For safety, the Nexus has distributed electric propulsion (DEP), having multiple motors and propellers distributed on the aircraft, that even if two ducted propellers fail, the aircraft can still land safely. Even though a total power failure is possible with any aircraft, Bell states with DEP and the redundancies in the Nexus 4EX flight systems, that a power failure would never happen.
Bell has a safety goal of 10-9 probability of failure, meaning that it has a statistical likelihood of only one failure every one billion hours of flight. This is the current safety standard used for commercial airliners. The safety of their urban aircraft will be to such high standards that an emergency parachute is not needed for the aircraft.
The Nexus 4EX is officially a demonstrator aircraft; however, Bell estimates after much testing is done with the aircraft, the next version will be the production aircraft.

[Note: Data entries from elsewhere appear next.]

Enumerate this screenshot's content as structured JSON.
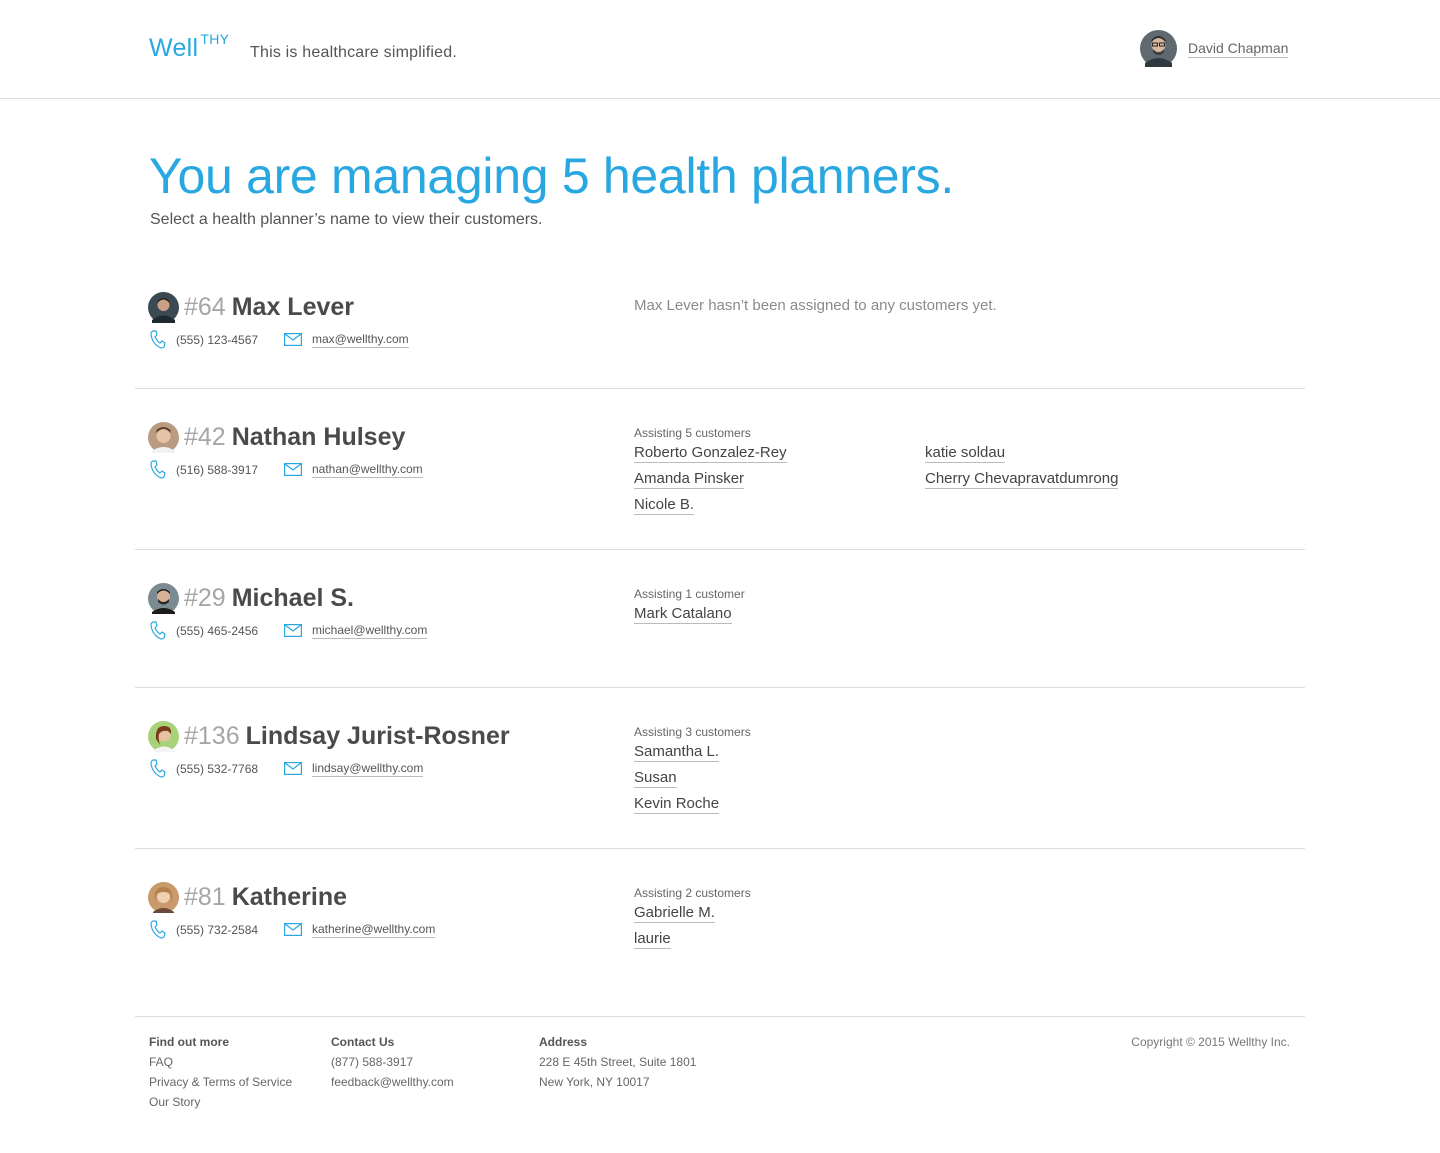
{
  "header": {
    "logo_main": "Well",
    "logo_sup": "THY",
    "tagline": "This is healthcare simplified.",
    "user_name": "David Chapman"
  },
  "main": {
    "title": "You are managing 5 health planners.",
    "subtitle": "Select a health planner’s name to view their customers."
  },
  "planners": [
    {
      "number": "#64",
      "name": "Max Lever",
      "phone": "(555) 123-4567",
      "email": "max@wellthy.com",
      "message": "Max Lever hasn’t been assigned to any customers yet.",
      "assisting": "",
      "customers": []
    },
    {
      "number": "#42",
      "name": "Nathan Hulsey",
      "phone": "(516) 588-3917",
      "email": "nathan@wellthy.com",
      "message": "",
      "assisting": "Assisting 5 customers",
      "customers": [
        "Roberto Gonzalez-Rey",
        "Amanda Pinsker",
        "Nicole B.",
        "katie soldau",
        "Cherry Chevapravatdumrong"
      ]
    },
    {
      "number": "#29",
      "name": "Michael S.",
      "phone": "(555) 465-2456",
      "email": "michael@wellthy.com",
      "message": "",
      "assisting": "Assisting 1 customer",
      "customers": [
        "Mark Catalano"
      ]
    },
    {
      "number": "#136",
      "name": "Lindsay Jurist-Rosner",
      "phone": "(555) 532-7768",
      "email": "lindsay@wellthy.com",
      "message": "",
      "assisting": "Assisting 3 customers",
      "customers": [
        "Samantha L.",
        "Susan",
        "Kevin Roche"
      ]
    },
    {
      "number": "#81",
      "name": "Katherine",
      "phone": "(555) 732-2584",
      "email": "katherine@wellthy.com",
      "message": "",
      "assisting": "Assisting 2 customers",
      "customers": [
        "Gabrielle M.",
        "laurie"
      ]
    }
  ],
  "footer": {
    "find_out_more": {
      "heading": "Find out more",
      "items": [
        "FAQ",
        "Privacy & Terms of Service",
        "Our Story"
      ]
    },
    "contact_us": {
      "heading": "Contact Us",
      "items": [
        "(877) 588-3917",
        "feedback@wellthy.com"
      ]
    },
    "address": {
      "heading": "Address",
      "items": [
        "228 E 45th Street, Suite 1801",
        "New York, NY 10017"
      ]
    },
    "copyright": "Copyright © 2015 Wellthy  Inc."
  },
  "colors": {
    "accent": "#28a7e1",
    "text": "#4a4a4a",
    "divider": "#dcdcdc"
  },
  "icons": {
    "phone": "phone-icon",
    "email": "mail-icon",
    "avatar": "avatar"
  }
}
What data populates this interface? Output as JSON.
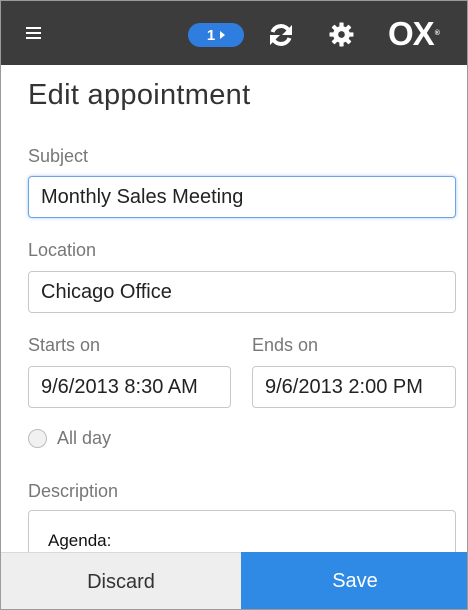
{
  "topbar": {
    "menu_icon": "hamburger-menu-icon",
    "counter": "1",
    "refresh_icon": "refresh-icon",
    "settings_icon": "gear-icon",
    "logo": "OX",
    "background_color": "#3c3c3c",
    "accent_color": "#2f7ddf"
  },
  "page": {
    "title": "Edit appointment"
  },
  "form": {
    "subject_label": "Subject",
    "subject_value": "Monthly Sales Meeting",
    "location_label": "Location",
    "location_value": "Chicago Office",
    "starts_label": "Starts on",
    "starts_value": "9/6/2013 8:30 AM",
    "ends_label": "Ends on",
    "ends_value": "9/6/2013 2:00 PM",
    "allday_label": "All day",
    "allday_checked": false,
    "description_label": "Description",
    "description_value": "Agenda:"
  },
  "actions": {
    "discard_label": "Discard",
    "save_label": "Save",
    "save_color": "#2f8ae5"
  }
}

An important point which Bell recognizes is the cooperation that will be needed between the aircraft manufacturers, air taxi services, airports, local and federal government and other city key people/organizations, for UAM to work. Bell estimates they will have a working production model ready for paying passengers in the middle to late 2020s.
- Aircraft type: eVTOL or hybrid-electric VTOL
- Pilot: Piloted until autonomous flying is available
- Capacity: 4 passengers with luggage and 1 pilot; when autonomous flight is available, will hold 5 passengers
- Cruise speed: 150 mph (241 km/h)
- Range: 60 miles (97 km)
- Hybrid-electric range: More than 150 miles (241 km)
- Weight of aircraft: 7,000 lbs (3,175 kg)
- Propellers: 4 ducted propellers
- Propeller diameter: 8 feet
- Propulsion: 4 electric motors
- Power source: Batteries or another source, depending upon customer requirements
- Dimensions: 40 X 40 feet (12.2 X 12.2 meters)
- Fuselage: Composite
- Window: Large wrap around window for spectacular views for the passengers
- Wing type: One rear high wing
- Tail: Vertical rudder, no horizontal flaps
- Landing gear: Tricycle landing gear
- Safety features: Distributed Electric Propulsion (DEP), means having multiple propellers and motors on the aircraft which provides safety through redundancy for its passengers. If 1 or 2 motors/propellers fail, the other working motors/propellers can safely land the aircraft. There are also other redundant flight systems on the Nexus 4EX.
- Search eVTOL News posts
- Bell Nexus web page
- Bell website
- Bell Facebook
- Bell Twitter
- Bell Instagram
- Bell LinkedIn
- Bell YouTube
- Article: Bell teams with Sumitomo and Japan Airlines on air mobility, eVTOL Magazine, Feb. 11, 2019
- Paper: Bell Smart City Special Report, Bell, January 2020
- Article: Bell Revamps Nexus as Four-rotor eVTOL, Aviation International News Online, Jan. 26, 2020
- Article: Bell unveils electric four-ducted Nexus 4EX at CES 2020, Vertical Magazine, Jan. 6, 2020
- Article: Bell Expands Air Taxi Play: AerOS, Digital Infrastructure and All-Electric Nexus, Avionics International, Jan. 6, 2020
- Video: First Look at Bell’s Nexus 4EX Flying Taxi, Aviation Week MRO, Jan. 13, 2020
- Video: Bell’s Smart City Ecosystem, Bell, Jan. 7, 2020
- Video: Bell Nexus 4EX, Bell, Jan. 7, 2020